Gumede was arrested after the discovery of the bodies in a shallow grave of Zinhle Ntuli and her daughter Sinothile, with whom he lived in oThongathi.
Before handing down two life terms for the murders, Judge Thembelihle Mapipa asked Gumede if he had anything to say to the court, and offered his attorney, Patrick Mkhumbuzi, the opportunity to make submissions as to why the court should deviate from the prescribed sentence.
Gumede nodded his head.
When asked to speak up, he mumbled: “No.”
The court relied on the State’s case which alleged that on the evening of December 17 last year, Gumede and Ntuli had an argument, during which she threatened to leave him for her daughter’s father.
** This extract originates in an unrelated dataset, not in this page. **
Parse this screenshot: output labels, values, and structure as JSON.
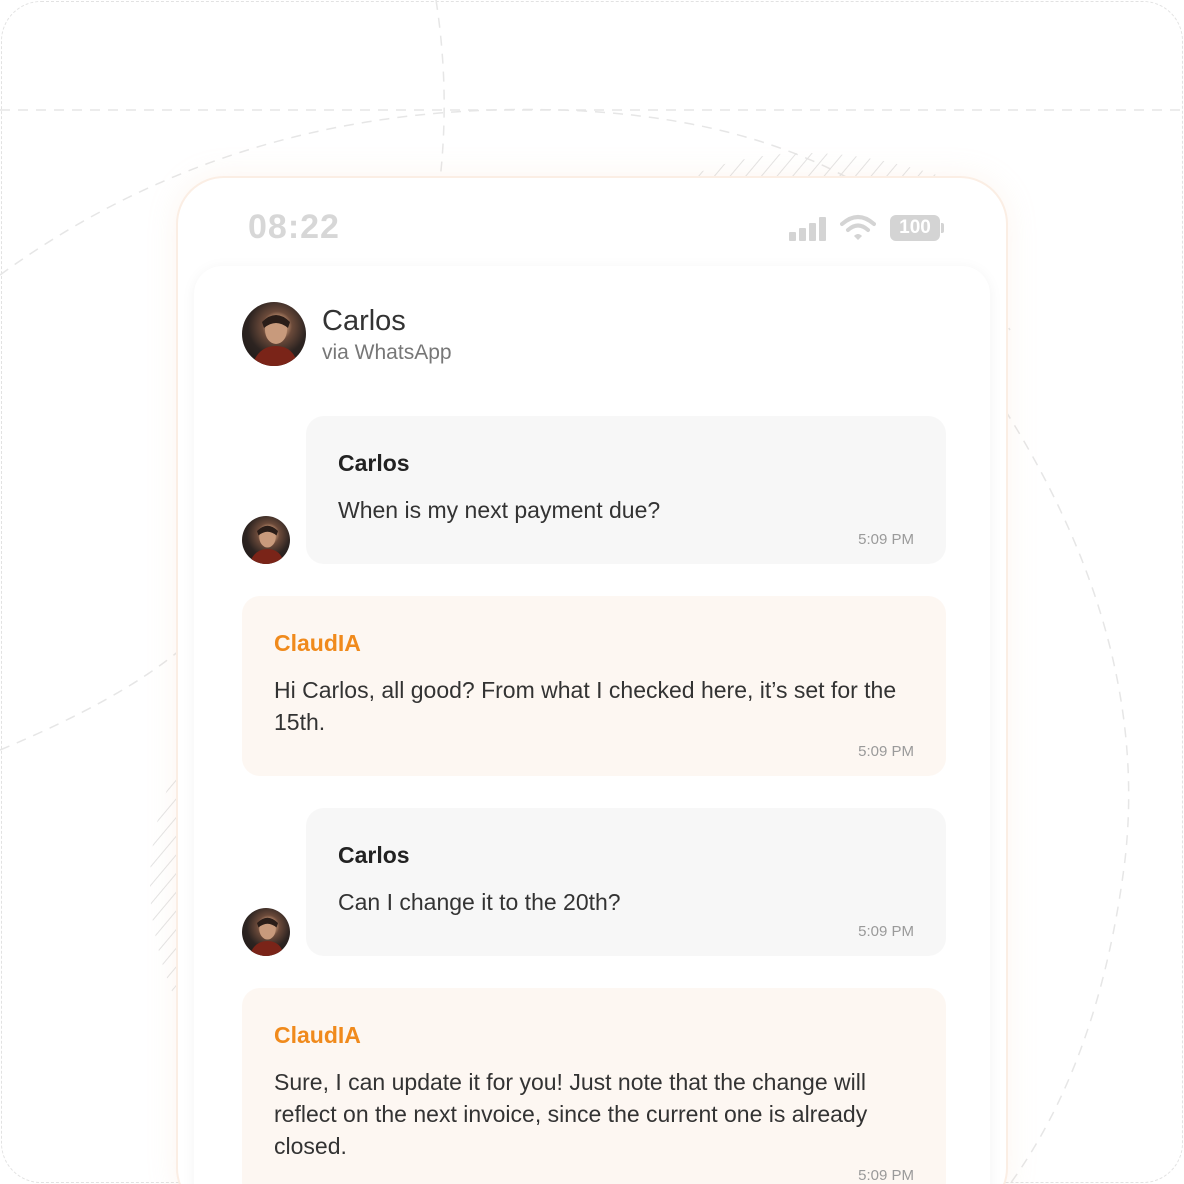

The next morning, under the pretence that he was taking her home as she had protested, he beat her and her daughter to death with a hammer and buried them on top of each other.
The only evidence which shed some light during the trial was from Gumede’s uncle Sibusiso Nxumalo.
He told the court that Gumede had called him to mediate when Ntuli threatened to leave him. Nxumalo had described them as a lovely couple.
During sentencing arguments, State advocate Vusi Xaba argued that the nature of the murders was brutal and that the court had a responsibility to hand down a harsh sentence.
He said there were no compelling circumstances that warranted a sentence less than that of life imprisonment.
Judge Mapipa said Gumede had not shown remorse and had tried everything to hide his actions.
“You lied to your uncle that you gave her R700 to take a taxi home, and knowing very well that you had killed her,” said the judge.
The judge said there was nothing that justified Gumede placing so little value on human lives, adding that his silence did not signify remorse.
Musa Ntuli, Zinhle Ntuli’s father, said he was happy at the sentence, although it would not bring back his daughter and granddaughter.